Published Jan. 18, 2010 by Allvoices.

The San Diego County YMCA hosted its 25th annual Martin Luther King Jr Human Dignity Award breakfast Friday with more than 1,000 people in attendance.

The morning’s keynote speaker was Rev. Samuel Billy Kyles, the last person alive who was with Dr. King an hour before an assassin fired a fatal bullet and was standing at his side that day on the balcony of the Lorraine Motel.

That last hour in room 306, from roughly 5 p.m. to 6 p.m., was filled with light conversation, jokes and “preacher talk.” It was as if he’d preached the fear out of himself, Kyles said.

To hear more about the time after King’s assassination – and why Kyles believes he was there – watch the video clip above, the last three minutes of Kyles’ speech.

King came to Memphis in April 1968 to support a strike by black garbage workers demanding fair treatment and pay.

The day before his death, Kyles, Jesse Jackson and others went to Bishop Charles Mason Temple, where King delivered his famous “Mountaintop” sermon, to see if anyone would show up.

Since it rained that day, they didn’t know if many people would come.
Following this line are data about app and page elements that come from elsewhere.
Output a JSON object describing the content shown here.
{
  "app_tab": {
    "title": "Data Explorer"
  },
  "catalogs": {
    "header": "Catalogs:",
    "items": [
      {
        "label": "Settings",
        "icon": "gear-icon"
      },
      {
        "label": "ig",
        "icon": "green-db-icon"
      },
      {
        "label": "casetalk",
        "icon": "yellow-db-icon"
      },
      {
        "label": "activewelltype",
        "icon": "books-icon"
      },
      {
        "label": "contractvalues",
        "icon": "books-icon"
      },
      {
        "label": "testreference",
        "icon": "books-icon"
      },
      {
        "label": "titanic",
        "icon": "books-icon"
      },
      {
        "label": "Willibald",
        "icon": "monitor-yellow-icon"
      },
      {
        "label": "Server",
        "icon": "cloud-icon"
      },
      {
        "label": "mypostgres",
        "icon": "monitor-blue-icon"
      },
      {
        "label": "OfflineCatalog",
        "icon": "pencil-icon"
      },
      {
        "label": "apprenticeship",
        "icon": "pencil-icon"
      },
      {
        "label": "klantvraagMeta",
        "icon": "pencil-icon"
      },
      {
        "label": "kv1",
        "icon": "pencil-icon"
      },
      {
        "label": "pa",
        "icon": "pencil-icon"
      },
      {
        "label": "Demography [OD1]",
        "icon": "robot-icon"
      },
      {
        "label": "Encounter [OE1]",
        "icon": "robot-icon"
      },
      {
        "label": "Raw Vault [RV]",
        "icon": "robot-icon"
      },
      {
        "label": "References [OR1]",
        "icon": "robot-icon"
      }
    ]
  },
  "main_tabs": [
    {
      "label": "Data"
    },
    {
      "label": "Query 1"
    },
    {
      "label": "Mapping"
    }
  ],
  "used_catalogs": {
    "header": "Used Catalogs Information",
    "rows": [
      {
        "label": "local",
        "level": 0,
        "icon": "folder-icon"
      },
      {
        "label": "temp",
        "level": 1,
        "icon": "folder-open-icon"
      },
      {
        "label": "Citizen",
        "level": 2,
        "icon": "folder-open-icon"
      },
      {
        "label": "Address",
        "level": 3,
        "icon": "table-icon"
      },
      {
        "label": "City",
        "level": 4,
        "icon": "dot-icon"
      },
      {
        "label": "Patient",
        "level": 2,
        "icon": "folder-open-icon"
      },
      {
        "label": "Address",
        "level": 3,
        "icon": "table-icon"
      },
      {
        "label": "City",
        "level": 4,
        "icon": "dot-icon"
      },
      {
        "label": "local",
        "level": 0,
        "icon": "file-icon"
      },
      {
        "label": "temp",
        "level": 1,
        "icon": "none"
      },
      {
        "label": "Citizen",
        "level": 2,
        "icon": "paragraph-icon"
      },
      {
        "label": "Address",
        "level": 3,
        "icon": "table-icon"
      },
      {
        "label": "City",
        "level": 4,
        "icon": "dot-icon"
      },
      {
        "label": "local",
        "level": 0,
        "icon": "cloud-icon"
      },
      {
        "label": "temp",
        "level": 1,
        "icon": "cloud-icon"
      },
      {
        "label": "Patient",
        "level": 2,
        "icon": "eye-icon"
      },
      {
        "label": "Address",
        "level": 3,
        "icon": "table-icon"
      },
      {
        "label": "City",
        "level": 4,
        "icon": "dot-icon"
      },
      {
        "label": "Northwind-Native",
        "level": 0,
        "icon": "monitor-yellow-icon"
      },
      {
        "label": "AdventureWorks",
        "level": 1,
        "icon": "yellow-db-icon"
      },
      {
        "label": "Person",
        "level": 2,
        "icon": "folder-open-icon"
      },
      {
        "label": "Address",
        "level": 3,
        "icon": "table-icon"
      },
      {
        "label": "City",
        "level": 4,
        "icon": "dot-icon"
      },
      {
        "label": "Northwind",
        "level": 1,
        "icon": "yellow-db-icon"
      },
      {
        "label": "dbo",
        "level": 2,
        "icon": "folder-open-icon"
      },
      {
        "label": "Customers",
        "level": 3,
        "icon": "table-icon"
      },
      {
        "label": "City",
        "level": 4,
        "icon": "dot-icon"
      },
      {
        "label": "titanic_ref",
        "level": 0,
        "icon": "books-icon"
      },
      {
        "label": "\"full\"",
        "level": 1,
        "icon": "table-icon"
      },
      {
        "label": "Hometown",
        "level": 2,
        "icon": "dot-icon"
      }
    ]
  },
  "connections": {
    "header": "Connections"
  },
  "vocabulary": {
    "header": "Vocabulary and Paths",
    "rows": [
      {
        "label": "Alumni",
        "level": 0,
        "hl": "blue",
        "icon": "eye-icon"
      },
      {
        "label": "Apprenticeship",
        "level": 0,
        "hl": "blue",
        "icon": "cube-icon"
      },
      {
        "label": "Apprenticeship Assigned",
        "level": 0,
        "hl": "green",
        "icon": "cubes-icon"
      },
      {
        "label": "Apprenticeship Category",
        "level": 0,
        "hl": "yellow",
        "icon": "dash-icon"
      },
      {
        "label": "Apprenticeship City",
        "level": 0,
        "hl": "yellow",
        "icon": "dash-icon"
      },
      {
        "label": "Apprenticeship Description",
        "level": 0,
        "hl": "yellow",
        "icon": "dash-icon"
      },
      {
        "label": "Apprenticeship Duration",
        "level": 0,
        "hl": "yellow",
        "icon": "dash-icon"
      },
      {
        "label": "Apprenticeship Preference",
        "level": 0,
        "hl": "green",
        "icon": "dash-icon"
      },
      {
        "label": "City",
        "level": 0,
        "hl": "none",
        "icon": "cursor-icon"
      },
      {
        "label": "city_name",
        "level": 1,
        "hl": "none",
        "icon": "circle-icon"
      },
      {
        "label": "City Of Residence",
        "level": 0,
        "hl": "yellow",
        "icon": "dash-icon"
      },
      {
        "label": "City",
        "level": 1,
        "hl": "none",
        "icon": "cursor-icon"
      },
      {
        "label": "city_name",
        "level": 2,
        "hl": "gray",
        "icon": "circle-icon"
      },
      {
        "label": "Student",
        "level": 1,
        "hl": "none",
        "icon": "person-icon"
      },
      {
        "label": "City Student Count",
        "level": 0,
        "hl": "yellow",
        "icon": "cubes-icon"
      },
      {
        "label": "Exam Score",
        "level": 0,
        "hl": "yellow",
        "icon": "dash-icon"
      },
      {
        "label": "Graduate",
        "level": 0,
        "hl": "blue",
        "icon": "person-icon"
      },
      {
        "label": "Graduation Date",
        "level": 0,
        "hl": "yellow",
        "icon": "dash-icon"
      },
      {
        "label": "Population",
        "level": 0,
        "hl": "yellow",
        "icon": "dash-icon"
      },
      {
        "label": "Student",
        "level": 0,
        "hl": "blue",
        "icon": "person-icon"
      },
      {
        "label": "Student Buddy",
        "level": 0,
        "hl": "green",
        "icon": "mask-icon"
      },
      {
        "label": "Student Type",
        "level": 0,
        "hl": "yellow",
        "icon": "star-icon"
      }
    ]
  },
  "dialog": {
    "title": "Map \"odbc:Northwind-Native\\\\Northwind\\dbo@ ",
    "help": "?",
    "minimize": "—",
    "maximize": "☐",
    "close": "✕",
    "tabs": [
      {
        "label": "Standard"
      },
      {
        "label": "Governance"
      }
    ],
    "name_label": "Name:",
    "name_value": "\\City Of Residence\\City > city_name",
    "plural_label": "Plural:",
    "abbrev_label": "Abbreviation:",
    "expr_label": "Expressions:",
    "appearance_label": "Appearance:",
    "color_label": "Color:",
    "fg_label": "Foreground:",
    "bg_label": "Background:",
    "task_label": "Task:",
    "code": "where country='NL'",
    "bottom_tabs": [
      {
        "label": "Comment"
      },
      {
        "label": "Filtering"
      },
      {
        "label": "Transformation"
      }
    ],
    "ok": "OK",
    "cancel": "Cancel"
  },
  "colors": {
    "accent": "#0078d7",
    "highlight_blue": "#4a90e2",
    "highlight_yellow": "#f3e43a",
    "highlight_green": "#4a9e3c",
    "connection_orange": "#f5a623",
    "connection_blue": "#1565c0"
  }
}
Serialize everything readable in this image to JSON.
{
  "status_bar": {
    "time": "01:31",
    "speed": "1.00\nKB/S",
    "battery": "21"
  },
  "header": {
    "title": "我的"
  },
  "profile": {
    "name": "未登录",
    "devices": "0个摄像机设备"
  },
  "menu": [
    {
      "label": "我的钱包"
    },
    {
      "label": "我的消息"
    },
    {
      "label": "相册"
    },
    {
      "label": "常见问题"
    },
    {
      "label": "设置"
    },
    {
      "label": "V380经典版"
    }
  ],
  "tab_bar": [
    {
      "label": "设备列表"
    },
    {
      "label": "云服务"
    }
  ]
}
But the church was full and, if they hadn’t called or didn’t get through to say so, there wouldn’t have been a Mountaintop sermon, Kyles said.

“I may not make it to the mountain top with you,” King said in the sermon.

King, 39, was confident he’d never make it past 40, Kyles said.

“We never said the word death or die,” he said. “We lost him.”

Kyles moved with his family from Chicago to Memphis in 1959 to pastor Monumental Baptist Church, where he has been ever since.

Viewing civil rights as “an extension of his ministry,” he joined the local NAACP branch and became involved in non-violent protest soon after his arrival.

Comments are closed.